very probably without cause, upon the possession of some halfpeck of learning not ordinarily acquired by my sex; but, alas! je n'ai plus d'enfants. I am helpless here, and solitary. I have but one little lamb, and she is in the fold of the stranger. You live with grown-up people, my darling; you are a young woman, and so proud of your newly-acquired dignity and heritage of womanhood, that you would rather forget all about childhood, about cross schoolmistresses and grumpy governesses, and scolding mammas. You have no mamma to scold you now—she is far away; and, were she near you, you would be her equal and companion. You don't want to be told about lessons and exercises, about rewards and punishments, about the tree being inclined the way the twig is bent. Perhaps I do you personally an injustice, but I am but symbolising in you the thought of most young women in your degree and of your age. I know that girls, the best and kindest hearted, are cross and snappish to their younger sisters, tell them not to ask questions, order them out of the room, box their ears too, sometimes, slyly, if they have authority, or the chance.

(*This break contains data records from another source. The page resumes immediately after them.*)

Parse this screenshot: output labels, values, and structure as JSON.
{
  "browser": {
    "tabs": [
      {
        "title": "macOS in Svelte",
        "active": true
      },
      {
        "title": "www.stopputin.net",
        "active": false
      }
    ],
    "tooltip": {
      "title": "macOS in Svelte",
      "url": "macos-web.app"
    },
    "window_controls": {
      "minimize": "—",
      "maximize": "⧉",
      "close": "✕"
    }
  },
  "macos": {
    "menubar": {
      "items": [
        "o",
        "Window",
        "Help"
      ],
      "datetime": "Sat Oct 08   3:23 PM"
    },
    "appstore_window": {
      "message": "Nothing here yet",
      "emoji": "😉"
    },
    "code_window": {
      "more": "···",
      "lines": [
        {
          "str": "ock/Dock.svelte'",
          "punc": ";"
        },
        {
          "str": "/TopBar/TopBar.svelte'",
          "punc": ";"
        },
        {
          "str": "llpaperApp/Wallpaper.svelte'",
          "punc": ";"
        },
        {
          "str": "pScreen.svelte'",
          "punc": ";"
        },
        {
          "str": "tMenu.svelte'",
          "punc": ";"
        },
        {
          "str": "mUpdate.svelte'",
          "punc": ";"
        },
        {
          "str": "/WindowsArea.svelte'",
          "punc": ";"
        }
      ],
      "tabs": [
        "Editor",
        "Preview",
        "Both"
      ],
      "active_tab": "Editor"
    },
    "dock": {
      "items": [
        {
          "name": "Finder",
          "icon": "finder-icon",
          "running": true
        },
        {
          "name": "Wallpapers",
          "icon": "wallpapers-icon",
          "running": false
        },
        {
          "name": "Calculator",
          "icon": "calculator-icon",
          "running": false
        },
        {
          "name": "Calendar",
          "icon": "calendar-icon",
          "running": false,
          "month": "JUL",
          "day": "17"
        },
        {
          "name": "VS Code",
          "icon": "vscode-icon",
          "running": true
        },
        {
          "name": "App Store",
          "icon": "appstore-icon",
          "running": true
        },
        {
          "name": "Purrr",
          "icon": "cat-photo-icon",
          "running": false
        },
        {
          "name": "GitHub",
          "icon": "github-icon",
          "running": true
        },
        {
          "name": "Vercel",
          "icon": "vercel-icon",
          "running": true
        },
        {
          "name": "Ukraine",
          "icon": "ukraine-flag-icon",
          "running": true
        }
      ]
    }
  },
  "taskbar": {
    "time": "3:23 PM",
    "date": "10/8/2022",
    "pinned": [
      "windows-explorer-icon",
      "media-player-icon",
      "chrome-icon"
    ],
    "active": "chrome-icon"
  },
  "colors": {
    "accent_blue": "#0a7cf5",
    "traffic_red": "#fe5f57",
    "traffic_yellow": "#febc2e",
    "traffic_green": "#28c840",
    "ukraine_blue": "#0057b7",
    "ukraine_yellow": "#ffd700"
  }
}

Girls always take notice of babies, and are immensely fond of those "tiddy-iddy" creatures. C'est dans leur jeu. The gentlemen, though they abhor the sight, touch, or propinquity of babies not their own, like to see the young ladies they like noticing and fondling an infant. Some girls even I have known of the very humble orders-those wonderful girls of eight or nine, in pinafores whose washing and mangling mothers send them out with babies almost as large as themselves to carry, who know how to choose potatoes and green stuff, to attain the exact pawnable value on a fustian jacket, and to stave off the man who comes for the rent-some such precocious philosophers I have known almost as precocious in maternal fondness. They are passionately fond of babies,